WORK TO BE COMPLETED: How many lines of these entries hold the string "билеты"? Reply with the number alone.

Segment Start: SOURCE MATERIAL

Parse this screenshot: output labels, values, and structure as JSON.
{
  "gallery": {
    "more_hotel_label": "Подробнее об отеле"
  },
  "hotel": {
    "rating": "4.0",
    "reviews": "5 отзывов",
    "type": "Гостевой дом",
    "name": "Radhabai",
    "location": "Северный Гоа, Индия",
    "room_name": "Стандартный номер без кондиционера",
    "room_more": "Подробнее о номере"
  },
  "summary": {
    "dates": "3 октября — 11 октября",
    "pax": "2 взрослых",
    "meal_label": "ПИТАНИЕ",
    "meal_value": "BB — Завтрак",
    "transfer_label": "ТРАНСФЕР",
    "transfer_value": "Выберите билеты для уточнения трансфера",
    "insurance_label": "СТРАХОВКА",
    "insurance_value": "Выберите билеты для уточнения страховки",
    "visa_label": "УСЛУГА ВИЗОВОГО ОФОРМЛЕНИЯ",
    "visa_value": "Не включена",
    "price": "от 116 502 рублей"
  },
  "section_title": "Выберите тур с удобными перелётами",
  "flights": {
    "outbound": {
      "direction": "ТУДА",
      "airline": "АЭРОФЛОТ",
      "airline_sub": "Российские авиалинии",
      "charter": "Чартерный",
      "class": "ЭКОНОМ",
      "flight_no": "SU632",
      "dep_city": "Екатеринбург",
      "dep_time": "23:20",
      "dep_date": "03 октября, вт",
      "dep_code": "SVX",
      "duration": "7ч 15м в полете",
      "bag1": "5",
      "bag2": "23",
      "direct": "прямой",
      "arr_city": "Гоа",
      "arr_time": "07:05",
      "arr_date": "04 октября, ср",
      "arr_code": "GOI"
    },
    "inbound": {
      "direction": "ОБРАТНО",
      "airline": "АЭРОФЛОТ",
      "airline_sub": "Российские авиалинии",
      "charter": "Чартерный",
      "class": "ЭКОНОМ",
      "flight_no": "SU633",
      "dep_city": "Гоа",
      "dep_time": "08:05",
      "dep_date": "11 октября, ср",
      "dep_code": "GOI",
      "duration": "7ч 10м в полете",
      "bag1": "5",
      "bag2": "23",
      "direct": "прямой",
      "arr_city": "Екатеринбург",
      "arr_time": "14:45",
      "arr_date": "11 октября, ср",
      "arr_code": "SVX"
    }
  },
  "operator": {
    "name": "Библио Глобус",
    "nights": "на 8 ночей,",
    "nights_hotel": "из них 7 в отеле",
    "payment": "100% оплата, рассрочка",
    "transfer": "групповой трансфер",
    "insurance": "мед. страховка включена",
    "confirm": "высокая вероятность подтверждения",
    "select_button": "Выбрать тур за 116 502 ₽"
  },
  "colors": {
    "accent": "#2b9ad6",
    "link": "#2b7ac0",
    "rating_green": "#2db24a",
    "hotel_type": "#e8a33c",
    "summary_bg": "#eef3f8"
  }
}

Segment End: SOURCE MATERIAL

RESPONSE TO THE TASK: 2